ABOUT THIS TASK: Type each record below again, with the same words.

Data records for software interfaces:

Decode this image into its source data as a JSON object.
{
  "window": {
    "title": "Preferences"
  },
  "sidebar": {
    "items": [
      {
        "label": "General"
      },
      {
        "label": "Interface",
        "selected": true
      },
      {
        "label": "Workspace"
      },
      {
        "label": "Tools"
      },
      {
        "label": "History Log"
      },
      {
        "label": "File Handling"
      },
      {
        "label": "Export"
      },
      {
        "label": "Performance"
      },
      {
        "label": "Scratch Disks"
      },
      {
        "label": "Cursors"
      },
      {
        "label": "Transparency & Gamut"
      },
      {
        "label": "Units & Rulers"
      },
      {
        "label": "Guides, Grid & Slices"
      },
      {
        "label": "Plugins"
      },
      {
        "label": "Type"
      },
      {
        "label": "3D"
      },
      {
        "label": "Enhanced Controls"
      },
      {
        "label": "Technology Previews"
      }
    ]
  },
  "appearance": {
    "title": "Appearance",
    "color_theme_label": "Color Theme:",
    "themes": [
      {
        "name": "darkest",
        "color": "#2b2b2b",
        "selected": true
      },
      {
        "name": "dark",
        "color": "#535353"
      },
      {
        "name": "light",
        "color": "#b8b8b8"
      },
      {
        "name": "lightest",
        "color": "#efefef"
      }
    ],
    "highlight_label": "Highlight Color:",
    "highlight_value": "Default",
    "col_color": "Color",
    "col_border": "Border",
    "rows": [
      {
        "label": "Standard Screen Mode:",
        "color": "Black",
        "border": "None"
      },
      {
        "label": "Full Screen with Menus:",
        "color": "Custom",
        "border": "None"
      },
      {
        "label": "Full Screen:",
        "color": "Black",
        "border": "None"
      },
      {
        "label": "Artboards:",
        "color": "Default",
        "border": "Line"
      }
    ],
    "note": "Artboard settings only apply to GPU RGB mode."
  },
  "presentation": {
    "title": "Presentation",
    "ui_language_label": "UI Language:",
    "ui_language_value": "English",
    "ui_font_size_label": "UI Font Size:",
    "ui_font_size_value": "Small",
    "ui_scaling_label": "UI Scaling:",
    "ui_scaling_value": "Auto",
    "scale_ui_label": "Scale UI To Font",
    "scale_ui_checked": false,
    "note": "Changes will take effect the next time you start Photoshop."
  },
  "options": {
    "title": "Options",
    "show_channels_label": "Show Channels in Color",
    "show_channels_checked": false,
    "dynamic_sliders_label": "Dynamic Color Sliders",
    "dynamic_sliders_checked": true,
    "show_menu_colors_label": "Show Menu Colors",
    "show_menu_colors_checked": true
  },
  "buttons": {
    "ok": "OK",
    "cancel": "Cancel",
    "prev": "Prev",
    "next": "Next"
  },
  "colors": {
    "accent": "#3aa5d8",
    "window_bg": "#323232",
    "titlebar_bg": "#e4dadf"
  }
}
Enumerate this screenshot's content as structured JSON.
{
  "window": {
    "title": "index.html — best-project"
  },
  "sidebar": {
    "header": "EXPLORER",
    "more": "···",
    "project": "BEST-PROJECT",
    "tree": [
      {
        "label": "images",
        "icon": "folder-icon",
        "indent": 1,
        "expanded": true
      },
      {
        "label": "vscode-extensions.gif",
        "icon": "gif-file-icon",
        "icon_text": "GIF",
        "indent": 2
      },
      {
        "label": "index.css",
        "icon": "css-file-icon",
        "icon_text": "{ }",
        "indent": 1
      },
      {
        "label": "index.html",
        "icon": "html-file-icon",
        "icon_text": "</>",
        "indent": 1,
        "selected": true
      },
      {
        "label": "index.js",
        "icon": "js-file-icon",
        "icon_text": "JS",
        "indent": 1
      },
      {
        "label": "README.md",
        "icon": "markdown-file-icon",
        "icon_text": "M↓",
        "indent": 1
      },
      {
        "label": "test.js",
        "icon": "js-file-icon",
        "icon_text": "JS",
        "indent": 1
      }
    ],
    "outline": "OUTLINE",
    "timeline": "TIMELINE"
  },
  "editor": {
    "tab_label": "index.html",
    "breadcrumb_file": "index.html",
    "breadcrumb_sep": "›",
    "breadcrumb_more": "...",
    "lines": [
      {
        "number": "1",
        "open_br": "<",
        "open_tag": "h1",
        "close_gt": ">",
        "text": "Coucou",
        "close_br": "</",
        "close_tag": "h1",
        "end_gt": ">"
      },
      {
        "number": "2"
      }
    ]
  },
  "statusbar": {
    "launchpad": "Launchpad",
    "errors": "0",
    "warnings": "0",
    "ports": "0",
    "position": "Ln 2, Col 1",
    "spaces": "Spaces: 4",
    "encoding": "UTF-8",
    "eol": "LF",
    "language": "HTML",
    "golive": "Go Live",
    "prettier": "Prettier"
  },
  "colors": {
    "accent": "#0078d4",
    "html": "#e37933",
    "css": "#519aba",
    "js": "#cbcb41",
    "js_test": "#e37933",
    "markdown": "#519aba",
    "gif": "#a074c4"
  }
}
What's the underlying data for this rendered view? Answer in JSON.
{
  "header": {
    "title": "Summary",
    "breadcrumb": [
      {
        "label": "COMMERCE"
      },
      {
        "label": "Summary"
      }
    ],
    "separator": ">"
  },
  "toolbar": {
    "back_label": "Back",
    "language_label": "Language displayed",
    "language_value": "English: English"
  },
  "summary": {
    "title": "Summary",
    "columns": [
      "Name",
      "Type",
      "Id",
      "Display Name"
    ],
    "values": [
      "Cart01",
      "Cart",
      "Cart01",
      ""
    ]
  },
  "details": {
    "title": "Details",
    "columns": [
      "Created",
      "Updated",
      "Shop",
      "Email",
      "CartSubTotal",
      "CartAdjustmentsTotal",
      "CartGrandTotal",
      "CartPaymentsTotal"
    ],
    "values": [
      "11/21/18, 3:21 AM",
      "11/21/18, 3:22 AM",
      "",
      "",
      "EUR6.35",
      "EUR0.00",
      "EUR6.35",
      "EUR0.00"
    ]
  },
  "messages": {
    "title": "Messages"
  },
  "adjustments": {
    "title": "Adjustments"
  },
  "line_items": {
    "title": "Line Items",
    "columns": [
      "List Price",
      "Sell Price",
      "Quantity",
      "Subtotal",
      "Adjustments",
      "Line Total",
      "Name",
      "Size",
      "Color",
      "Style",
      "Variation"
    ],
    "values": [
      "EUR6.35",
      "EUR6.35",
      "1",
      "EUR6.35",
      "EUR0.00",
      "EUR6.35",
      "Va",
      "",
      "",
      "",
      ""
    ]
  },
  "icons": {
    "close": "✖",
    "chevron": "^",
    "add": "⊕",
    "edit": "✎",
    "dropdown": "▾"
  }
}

OUTPUT OF THE EXERCISE:
Decode this image into its source data as a JSON object.
{
  "window": {
    "title": "Preferences"
  },
  "sidebar": {
    "items": [
      {
        "label": "General"
      },
      {
        "label": "Interface",
        "selected": true
      },
      {
        "label": "Workspace"
      },
      {
        "label": "Tools"
      },
      {
        "label": "History Log"
      },
      {
        "label": "File Handling"
      },
      {
        "label": "Export"
      },
      {
        "label": "Performance"
      },
      {
        "label": "Scratch Disks"
      },
      {
        "label": "Cursors"
      },
      {
        "label": "Transparency & Gamut"
      },
      {
        "label": "Units & Rulers"
      },
      {
        "label": "Guides, Grid & Slices"
      },
      {
        "label": "Plugins"
      },
      {
        "label": "Type"
      },
      {
        "label": "3D"
      },
      {
        "label": "Enhanced Controls"
      },
      {
        "label": "Technology Previews"
      }
    ]
  },
  "appearance": {
    "title": "Appearance",
    "color_theme_label": "Color Theme:",
    "themes": [
      {
        "name": "darkest",
        "color": "#2b2b2b",
        "selected": true
      },
      {
        "name": "dark",
        "color": "#535353"
      },
      {
        "name": "light",
        "color": "#b8b8b8"
      },
      {
        "name": "lightest",
        "color": "#efefef"
      }
    ],
    "highlight_label": "Highlight Color:",
    "highlight_value": "Default",
    "col_color": "Color",
    "col_border": "Border",
    "rows": [
      {
        "label": "Standard Screen Mode:",
        "color": "Black",
        "border": "None"
      },
      {
        "label": "Full Screen with Menus:",
        "color": "Custom",
        "border": "None"
      },
      {
        "label": "Full Screen:",
        "color": "Black",
        "border": "None"
      },
      {
        "label": "Artboards:",
        "color": "Default",
        "border": "Line"
      }
    ],
    "note": "Artboard settings only apply to GPU RGB mode."
  },
  "presentation": {
    "title": "Presentation",
    "ui_language_label": "UI Language:",
    "ui_language_value": "English",
    "ui_font_size_label": "UI Font Size:",
    "ui_font_size_value": "Small",
    "ui_scaling_label": "UI Scaling:",
    "ui_scaling_value": "Auto",
    "scale_ui_label": "Scale UI To Font",
    "scale_ui_checked": false,
    "note": "Changes will take effect the next time you start Photoshop."
  },
  "options": {
    "title": "Options",
    "show_channels_label": "Show Channels in Color",
    "show_channels_checked": false,
    "dynamic_sliders_label": "Dynamic Color Sliders",
    "dynamic_sliders_checked": true,
    "show_menu_colors_label": "Show Menu Colors",
    "show_menu_colors_checked": true
  },
  "buttons": {
    "ok": "OK",
    "cancel": "Cancel",
    "prev": "Prev",
    "next": "Next"
  },
  "colors": {
    "accent": "#3aa5d8",
    "window_bg": "#323232",
    "titlebar_bg": "#e4dadf"
  }
}
Enumerate this screenshot's content as structured JSON.
{
  "window": {
    "title": "index.html — best-project"
  },
  "sidebar": {
    "header": "EXPLORER",
    "more": "···",
    "project": "BEST-PROJECT",
    "tree": [
      {
        "label": "images",
        "icon": "folder-icon",
        "indent": 1,
        "expanded": true
      },
      {
        "label": "vscode-extensions.gif",
        "icon": "gif-file-icon",
        "icon_text": "GIF",
        "indent": 2
      },
      {
        "label": "index.css",
        "icon": "css-file-icon",
        "icon_text": "{ }",
        "indent": 1
      },
      {
        "label": "index.html",
        "icon": "html-file-icon",
        "icon_text": "</>",
        "indent": 1,
        "selected": true
      },
      {
        "label": "index.js",
        "icon": "js-file-icon",
        "icon_text": "JS",
        "indent": 1
      },
      {
        "label": "README.md",
        "icon": "markdown-file-icon",
        "icon_text": "M↓",
        "indent": 1
      },
      {
        "label": "test.js",
        "icon": "js-file-icon",
        "icon_text": "JS",
        "indent": 1
      }
    ],
    "outline": "OUTLINE",
    "timeline": "TIMELINE"
  },
  "editor": {
    "tab_label": "index.html",
    "breadcrumb_file": "index.html",
    "breadcrumb_sep": "›",
    "breadcrumb_more": "...",
    "lines": [
      {
        "number": "1",
        "open_br": "<",
        "open_tag": "h1",
        "close_gt": ">",
        "text": "Coucou",
        "close_br": "</",
        "close_tag": "h1",
        "end_gt": ">"
      },
      {
        "number": "2"
      }
    ]
  },
  "statusbar": {
    "launchpad": "Launchpad",
    "errors": "0",
    "warnings": "0",
    "ports": "0",
    "position": "Ln 2, Col 1",
    "spaces": "Spaces: 4",
    "encoding": "UTF-8",
    "eol": "LF",
    "language": "HTML",
    "golive": "Go Live",
    "prettier": "Prettier"
  },
  "colors": {
    "accent": "#0078d4",
    "html": "#e37933",
    "css": "#519aba",
    "js": "#cbcb41",
    "js_test": "#e37933",
    "markdown": "#519aba",
    "gif": "#a074c4"
  }
}
What's the underlying data for this rendered view? Answer in JSON.
{
  "header": {
    "title": "Summary",
    "breadcrumb": [
      {
        "label": "COMMERCE"
      },
      {
        "label": "Summary"
      }
    ],
    "separator": ">"
  },
  "toolbar": {
    "back_label": "Back",
    "language_label": "Language displayed",
    "language_value": "English: English"
  },
  "summary": {
    "title": "Summary",
    "columns": [
      "Name",
      "Type",
      "Id",
      "Display Name"
    ],
    "values": [
      "Cart01",
      "Cart",
      "Cart01",
      ""
    ]
  },
  "details": {
    "title": "Details",
    "columns": [
      "Created",
      "Updated",
      "Shop",
      "Email",
      "CartSubTotal",
      "CartAdjustmentsTotal",
      "CartGrandTotal",
      "CartPaymentsTotal"
    ],
    "values": [
      "11/21/18, 3:21 AM",
      "11/21/18, 3:22 AM",
      "",
      "",
      "EUR6.35",
      "EUR0.00",
      "EUR6.35",
      "EUR0.00"
    ]
  },
  "messages": {
    "title": "Messages"
  },
  "adjustments": {
    "title": "Adjustments"
  },
  "line_items": {
    "title": "Line Items",
    "columns": [
      "List Price",
      "Sell Price",
      "Quantity",
      "Subtotal",
      "Adjustments",
      "Line Total",
      "Name",
      "Size",
      "Color",
      "Style",
      "Variation"
    ],
    "values": [
      "EUR6.35",
      "EUR6.35",
      "1",
      "EUR6.35",
      "EUR0.00",
      "EUR6.35",
      "Va",
      "",
      "",
      "",
      ""
    ]
  },
  "icons": {
    "close": "✖",
    "chevron": "^",
    "add": "⊕",
    "edit": "✎",
    "dropdown": "▾"
  }
}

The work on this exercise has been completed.